The company expects to meet its forecasts for this fiscal year and is confident of increasing operating profit next year by more than 100 million pounds ($157 million), Basingstoke, England-based De La Rue said in a statement today. The shares gained 5.7 percent, the biggest advance since December 2010.
“The company has enough confidence in its performance to reiterate its guidance for 2014 full-year operating profit,” Alexander Mees, an analyst at JPMorgan Chase & Co., said in a note. He has an overweight recommendation on the stock and raised his price target to 1,170 pence from 1,140 pence.
The Bank of England wanted expressions of interest by yesterday for a 10-year contract starting in April 2015 to print an estimated 12 billion banknotes. De La Rue has held the contract since the bank appointed an external printer in 2003. De La Rue should retain the contract, Mees said in December.
The stock closed at 953.5 pence in London trading. The volume of shares traded was almost double the three-month daily average.
Mees had lowered his earnings estimates in November when De La Rue said a “handful” of currency print orders were delayed. “We see De La Rue as well-placed to maintain and increase its share of a growing market,” he said today.

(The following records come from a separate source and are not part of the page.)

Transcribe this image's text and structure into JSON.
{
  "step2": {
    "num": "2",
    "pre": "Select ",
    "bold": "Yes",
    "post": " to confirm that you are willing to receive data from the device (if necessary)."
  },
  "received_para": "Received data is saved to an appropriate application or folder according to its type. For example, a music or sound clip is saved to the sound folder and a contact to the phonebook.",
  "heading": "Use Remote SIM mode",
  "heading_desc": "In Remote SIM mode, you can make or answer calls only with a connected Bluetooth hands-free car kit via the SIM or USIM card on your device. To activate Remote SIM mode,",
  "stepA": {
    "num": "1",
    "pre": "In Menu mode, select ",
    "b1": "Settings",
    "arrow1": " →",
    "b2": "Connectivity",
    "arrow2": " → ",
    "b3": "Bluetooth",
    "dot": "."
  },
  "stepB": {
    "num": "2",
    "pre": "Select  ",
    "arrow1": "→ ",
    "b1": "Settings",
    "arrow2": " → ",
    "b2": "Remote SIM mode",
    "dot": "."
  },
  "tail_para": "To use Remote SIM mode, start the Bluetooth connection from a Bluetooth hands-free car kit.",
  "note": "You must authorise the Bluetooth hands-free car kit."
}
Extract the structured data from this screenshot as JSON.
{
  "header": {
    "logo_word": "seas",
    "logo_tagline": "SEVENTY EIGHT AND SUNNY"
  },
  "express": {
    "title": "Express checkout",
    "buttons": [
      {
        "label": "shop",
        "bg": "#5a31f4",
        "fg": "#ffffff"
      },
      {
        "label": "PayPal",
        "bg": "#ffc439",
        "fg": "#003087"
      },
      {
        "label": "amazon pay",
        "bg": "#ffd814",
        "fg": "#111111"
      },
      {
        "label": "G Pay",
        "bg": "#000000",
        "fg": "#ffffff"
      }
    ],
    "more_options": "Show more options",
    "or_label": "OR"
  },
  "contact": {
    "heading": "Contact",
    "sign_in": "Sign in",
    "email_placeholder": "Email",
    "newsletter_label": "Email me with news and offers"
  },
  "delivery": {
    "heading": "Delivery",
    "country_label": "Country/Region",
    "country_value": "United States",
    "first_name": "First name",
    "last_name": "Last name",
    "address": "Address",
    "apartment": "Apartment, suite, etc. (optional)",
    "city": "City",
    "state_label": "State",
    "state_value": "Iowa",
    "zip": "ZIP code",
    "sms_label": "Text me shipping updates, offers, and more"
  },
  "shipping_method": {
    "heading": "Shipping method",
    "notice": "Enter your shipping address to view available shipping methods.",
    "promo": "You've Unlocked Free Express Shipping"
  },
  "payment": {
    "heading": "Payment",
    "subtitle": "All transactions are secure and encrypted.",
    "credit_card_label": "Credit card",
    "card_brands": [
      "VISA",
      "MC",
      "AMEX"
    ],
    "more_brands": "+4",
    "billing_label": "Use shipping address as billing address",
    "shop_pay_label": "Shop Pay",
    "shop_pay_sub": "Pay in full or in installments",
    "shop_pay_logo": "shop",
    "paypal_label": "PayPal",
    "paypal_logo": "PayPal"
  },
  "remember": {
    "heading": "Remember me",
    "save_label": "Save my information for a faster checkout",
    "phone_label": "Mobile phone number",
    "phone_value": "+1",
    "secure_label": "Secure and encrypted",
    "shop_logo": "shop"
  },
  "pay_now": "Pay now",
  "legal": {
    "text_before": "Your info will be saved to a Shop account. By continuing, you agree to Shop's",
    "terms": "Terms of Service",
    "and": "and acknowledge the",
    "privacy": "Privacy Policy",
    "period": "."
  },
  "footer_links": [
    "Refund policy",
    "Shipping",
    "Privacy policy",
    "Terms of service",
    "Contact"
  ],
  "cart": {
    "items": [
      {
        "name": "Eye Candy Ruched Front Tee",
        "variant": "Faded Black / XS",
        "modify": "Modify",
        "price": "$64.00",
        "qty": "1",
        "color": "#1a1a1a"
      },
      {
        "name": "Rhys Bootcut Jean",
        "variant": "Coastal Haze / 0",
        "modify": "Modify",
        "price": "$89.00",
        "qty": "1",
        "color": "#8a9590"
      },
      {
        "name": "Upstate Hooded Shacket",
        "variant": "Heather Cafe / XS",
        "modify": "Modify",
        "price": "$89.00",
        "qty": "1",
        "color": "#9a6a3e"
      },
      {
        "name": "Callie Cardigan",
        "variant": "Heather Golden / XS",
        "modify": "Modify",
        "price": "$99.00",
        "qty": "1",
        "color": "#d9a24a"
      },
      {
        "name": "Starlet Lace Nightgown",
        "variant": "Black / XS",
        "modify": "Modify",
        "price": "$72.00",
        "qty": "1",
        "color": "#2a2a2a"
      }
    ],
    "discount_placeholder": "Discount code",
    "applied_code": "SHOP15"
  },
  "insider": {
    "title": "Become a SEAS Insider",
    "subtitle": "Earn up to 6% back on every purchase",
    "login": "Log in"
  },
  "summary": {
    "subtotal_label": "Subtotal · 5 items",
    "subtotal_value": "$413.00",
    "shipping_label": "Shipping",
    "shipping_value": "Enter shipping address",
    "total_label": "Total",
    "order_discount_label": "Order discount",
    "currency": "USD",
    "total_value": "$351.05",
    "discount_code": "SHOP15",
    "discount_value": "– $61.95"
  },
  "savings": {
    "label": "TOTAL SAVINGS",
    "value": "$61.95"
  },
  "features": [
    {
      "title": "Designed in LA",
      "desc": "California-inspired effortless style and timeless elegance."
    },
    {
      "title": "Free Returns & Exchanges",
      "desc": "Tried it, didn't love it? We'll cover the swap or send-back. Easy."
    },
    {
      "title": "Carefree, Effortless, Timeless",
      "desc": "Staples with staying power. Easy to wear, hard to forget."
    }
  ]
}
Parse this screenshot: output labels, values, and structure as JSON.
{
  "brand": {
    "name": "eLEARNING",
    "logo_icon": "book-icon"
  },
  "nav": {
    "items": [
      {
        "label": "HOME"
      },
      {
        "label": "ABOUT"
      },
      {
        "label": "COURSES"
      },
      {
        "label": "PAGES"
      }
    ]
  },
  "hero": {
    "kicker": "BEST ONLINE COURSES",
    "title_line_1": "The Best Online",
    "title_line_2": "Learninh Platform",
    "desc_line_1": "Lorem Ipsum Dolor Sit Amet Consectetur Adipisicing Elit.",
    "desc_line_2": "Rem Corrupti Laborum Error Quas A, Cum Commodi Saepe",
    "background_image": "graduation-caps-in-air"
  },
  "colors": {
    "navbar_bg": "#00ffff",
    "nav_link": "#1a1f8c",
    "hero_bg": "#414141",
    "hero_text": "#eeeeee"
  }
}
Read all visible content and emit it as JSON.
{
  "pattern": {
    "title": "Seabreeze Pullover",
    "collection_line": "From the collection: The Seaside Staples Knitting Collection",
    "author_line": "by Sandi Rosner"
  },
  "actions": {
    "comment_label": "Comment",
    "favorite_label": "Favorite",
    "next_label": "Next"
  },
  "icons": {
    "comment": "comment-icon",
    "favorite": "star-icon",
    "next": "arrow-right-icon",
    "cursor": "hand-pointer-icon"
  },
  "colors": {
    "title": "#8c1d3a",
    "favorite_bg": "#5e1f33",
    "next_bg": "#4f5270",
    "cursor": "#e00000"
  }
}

Order intake since the start of October has been satisfactory as some delayed orders have come through while others are still to be confirmed, De La Rue said in the statement.
Thomas Rands, an analyst at Investec Plc, upgraded his recommendation on the stock to buy from hold and raised his price target to 960 pence from 940 pence.
De La Rue failed to win a contract with the Chinese government that would have added 2,500 metric tons of paper production to its order book, the Times of London said Jan. 28, citing unidentified company “insiders.”
De La Rue didn’t comment on the Chinese contract in today’s statement.
To contact the reporter on this story: Peter Woodifield in Edinburgh at email@example.com.